__ABOUT THIS EXERCISE__. Pick out each line in these entries that contains the string "text".

(Records from a data source)
BEGIN

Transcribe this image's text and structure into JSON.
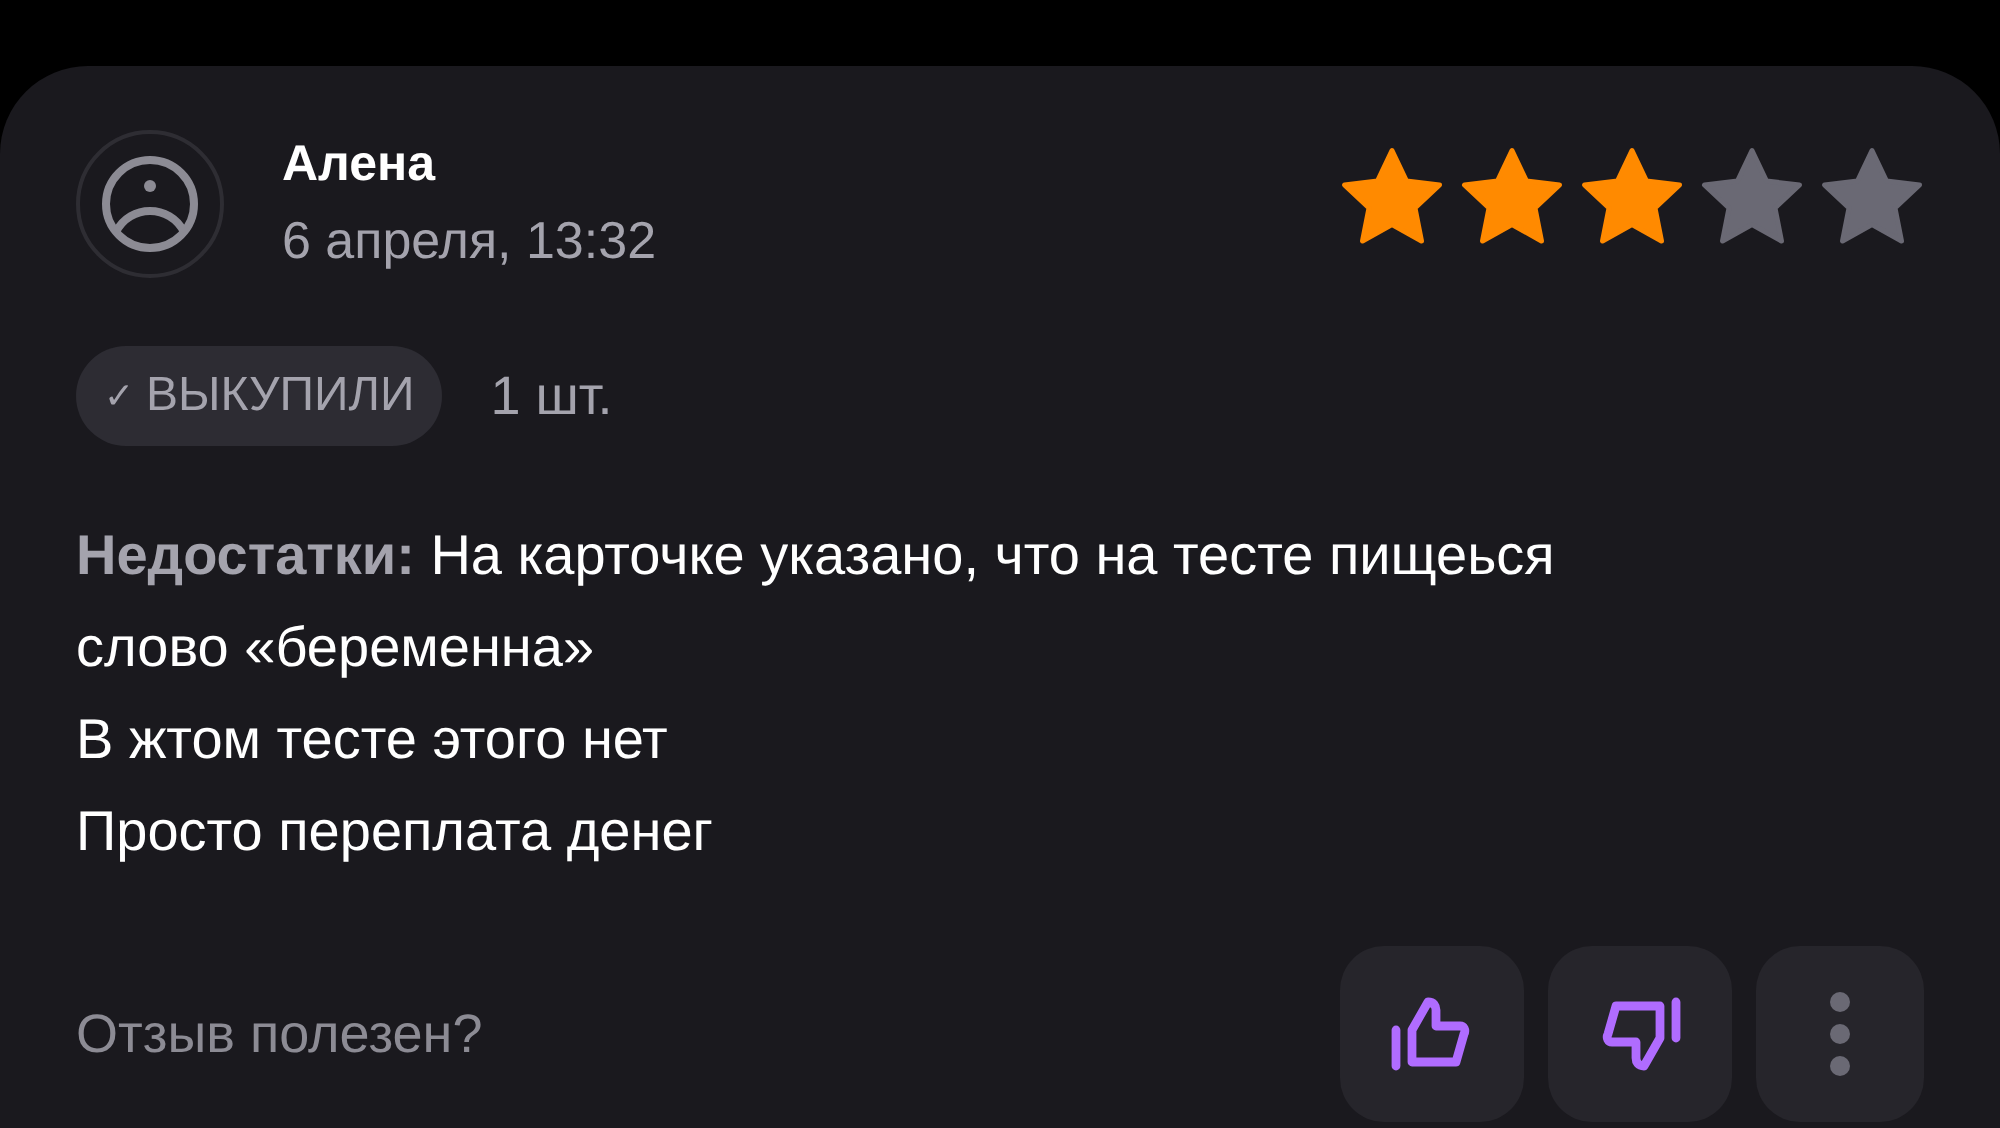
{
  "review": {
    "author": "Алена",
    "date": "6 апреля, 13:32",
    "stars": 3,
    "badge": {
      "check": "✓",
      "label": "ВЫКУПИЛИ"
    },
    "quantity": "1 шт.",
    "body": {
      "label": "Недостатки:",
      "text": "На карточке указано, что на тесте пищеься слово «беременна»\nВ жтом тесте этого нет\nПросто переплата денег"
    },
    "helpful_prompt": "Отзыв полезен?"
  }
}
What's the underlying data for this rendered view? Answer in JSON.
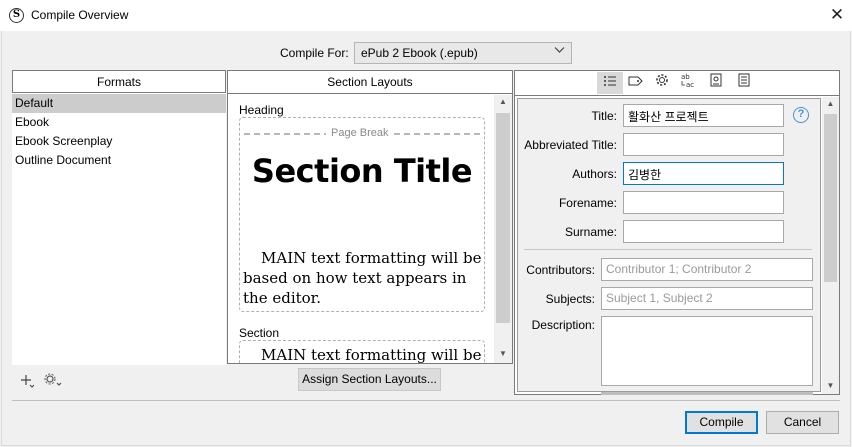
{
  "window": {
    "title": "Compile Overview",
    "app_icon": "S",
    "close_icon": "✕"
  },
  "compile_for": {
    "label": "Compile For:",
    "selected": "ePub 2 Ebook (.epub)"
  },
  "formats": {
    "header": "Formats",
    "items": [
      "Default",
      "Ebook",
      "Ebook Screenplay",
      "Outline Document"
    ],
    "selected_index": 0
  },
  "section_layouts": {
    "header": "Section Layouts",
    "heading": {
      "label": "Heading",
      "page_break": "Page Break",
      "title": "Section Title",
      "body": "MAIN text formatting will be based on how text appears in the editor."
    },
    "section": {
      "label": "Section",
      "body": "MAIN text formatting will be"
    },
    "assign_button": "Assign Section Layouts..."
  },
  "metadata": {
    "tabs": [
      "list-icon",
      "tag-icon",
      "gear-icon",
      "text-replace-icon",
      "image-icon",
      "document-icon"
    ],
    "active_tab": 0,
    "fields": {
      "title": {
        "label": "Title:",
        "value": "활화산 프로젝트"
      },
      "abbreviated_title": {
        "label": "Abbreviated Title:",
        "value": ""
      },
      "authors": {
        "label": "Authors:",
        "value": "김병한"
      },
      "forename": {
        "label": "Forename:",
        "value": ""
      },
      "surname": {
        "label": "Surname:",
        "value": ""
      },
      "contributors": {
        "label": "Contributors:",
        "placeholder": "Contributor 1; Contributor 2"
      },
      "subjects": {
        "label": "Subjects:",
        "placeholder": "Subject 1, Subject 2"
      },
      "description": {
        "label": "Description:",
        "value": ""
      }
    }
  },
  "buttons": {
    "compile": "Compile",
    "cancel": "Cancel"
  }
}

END

__YOUR SOLUTION__.
Transcribe this image's text and structure into JSON.
      "text": "На карточке указано, что на тесте пищеься слово «беременна»\nВ жтом тесте этого нет\nПросто переплата денег"
      "body": "MAIN text formatting will be based on how text appears in the editor."
      "body": "MAIN text formatting will be"
      "text-replace-icon",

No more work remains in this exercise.